FUND: Some people have doubts about Hillary running nationwide. Mark Warner has cultivated the NASCAR Democrats, and he has won them once for himself, and now for Mr. Kaine, who is the new governor.
GIGOT: I think there's also a lesson for Republicans here, nationally, who think that Democrats are always going to nominate somebody in the John Kerry mold, who will be culturally condescending to conservative voters.
FUND: And from Massachusetts.
GIGOT: And from Massachusetts. They can't count on that all the time.
STRASSEL: No, I mean Tim Kaine came out, he was opposed to the death penalty. He's also opposed to abortion. These were deeply held religious views. Not only did he not condescend to culturally conservative voters in the state, he might have actually got a little bit of sympathy from them in the end, because his opponent kept beating him on this death penalty message. I think some people might have felt that in a way that they were attacking his religion and he got a lot of play from that.

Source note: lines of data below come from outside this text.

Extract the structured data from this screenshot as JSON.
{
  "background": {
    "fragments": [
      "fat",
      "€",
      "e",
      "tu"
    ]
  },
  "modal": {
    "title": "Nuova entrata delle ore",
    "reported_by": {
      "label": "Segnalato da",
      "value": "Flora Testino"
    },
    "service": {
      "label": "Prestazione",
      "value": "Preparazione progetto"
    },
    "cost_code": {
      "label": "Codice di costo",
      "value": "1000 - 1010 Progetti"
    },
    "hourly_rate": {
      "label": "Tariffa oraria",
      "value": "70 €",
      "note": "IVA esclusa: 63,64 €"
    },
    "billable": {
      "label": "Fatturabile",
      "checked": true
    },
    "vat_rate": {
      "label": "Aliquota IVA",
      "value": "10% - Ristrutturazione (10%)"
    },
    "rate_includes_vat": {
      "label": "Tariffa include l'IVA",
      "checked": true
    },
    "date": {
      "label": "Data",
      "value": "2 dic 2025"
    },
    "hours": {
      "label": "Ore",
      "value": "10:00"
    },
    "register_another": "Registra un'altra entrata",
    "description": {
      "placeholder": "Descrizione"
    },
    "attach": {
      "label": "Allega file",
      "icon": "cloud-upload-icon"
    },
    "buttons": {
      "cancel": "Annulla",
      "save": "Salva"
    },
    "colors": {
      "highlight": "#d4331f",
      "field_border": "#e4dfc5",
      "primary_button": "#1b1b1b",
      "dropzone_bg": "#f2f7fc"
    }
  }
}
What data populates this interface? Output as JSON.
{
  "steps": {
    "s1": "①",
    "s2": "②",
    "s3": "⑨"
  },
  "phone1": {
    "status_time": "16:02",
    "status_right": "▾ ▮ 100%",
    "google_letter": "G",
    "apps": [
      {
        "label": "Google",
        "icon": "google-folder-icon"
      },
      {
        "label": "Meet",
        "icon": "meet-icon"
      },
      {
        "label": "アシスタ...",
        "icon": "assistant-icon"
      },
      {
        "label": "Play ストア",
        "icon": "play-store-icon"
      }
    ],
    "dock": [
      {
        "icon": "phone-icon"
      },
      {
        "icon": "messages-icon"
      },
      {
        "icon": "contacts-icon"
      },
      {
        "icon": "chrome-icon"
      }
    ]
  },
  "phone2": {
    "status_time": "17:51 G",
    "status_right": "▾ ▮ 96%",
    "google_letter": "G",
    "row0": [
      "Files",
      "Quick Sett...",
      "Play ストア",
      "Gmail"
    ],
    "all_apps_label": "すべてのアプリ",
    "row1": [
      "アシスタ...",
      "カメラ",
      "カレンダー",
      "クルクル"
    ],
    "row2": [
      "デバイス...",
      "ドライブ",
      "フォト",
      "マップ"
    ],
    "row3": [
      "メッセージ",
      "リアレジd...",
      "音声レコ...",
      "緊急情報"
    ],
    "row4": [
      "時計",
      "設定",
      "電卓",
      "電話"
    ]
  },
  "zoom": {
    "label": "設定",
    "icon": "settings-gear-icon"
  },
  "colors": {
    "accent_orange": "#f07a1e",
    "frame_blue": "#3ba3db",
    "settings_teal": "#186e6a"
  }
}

RILEY: The Republican lesson from Virginia, I think, is that immigration is not something that brings voters, Republican voters, out to the polls. The Republican candidate, Kilgore, ran hard trying to stew up anti-immigrant sentiment. It didn't win him voters. It is an issue that plays very well at the polls sometimes, but on election day it doesn't seem to bring voters out.
GIGOT: It looks better in opinion polls before the election than it really does drive voter behavior. I can't think of a single election, in fact, where immigration has ever really turned an election.
Jason, I want to ask you about California, where Arnold Schwarzenegger waived the white flag this week. He said it was his fault. He is now going to go back, try to work with the Democratic legislature. Is this going to give him a shot to get re-elected next year?
RILEY: It wouldn't be the strategy I would use. It is sort of the mode he was in when he first got elected, which is I'm going to try and work with these guys and get things done this way. If he couldn't do that with the sky-high poll ratings that he had right after being elected, he is not going to be able to do it with the approval ratings he has now. So I don't know if that is the strategy to go at.
But I don't think that this necessarily means his chances are gone for winning next year. I think he demonstrated some leadership. He did what he said he was going to do, which was try to work with the legislature, and if not, take the issues to a special election. He did that and voters are looking for leaders.
GIGOT: John, does he have a chance to be re-elected?
FUND: Oh sure. The Democrats who are running against him are old-line, liberal Democrats. That is exactly the kind of Democrat who got California into trouble under Gray Davis. I think Arnold Schwarzenegger's biggest mistake was not just the initiatives that he put on the ballot, some of which were a mixed bag, but also the fact that he called a special election. He didn't convince voters why in the world you have to come out for the fourth time in four years to vote on these. In retrospect it is clear Schwarzenegger should have waited for a regular election cycle, perhaps when he was also on the ballot, and had a combined effort.
RILEY: Let's not discount what the other side did here. I mean, look, organized labor threw $100 million...
FUND: $180 million.
RILEY: $180 million at demonizing this guy. So that is what he was up against.
GIGOT: All right, we don't have much time, John. Very quickly. Are Republicans in danger of losing control of the House and the Senate next year drawing from this election?
FUND: Given the chaos we have seen in the House and Senate on budget and tax votes this year, this looks very much like the trouble the Democrats got into in 1994 when they couldn't pass bills, and they ended up as an historic loss. There is a danger sign.
GIGOT: If they splinter, they are in trouble because they won't have anything to show to the voters come next year. All right, John. Thank you.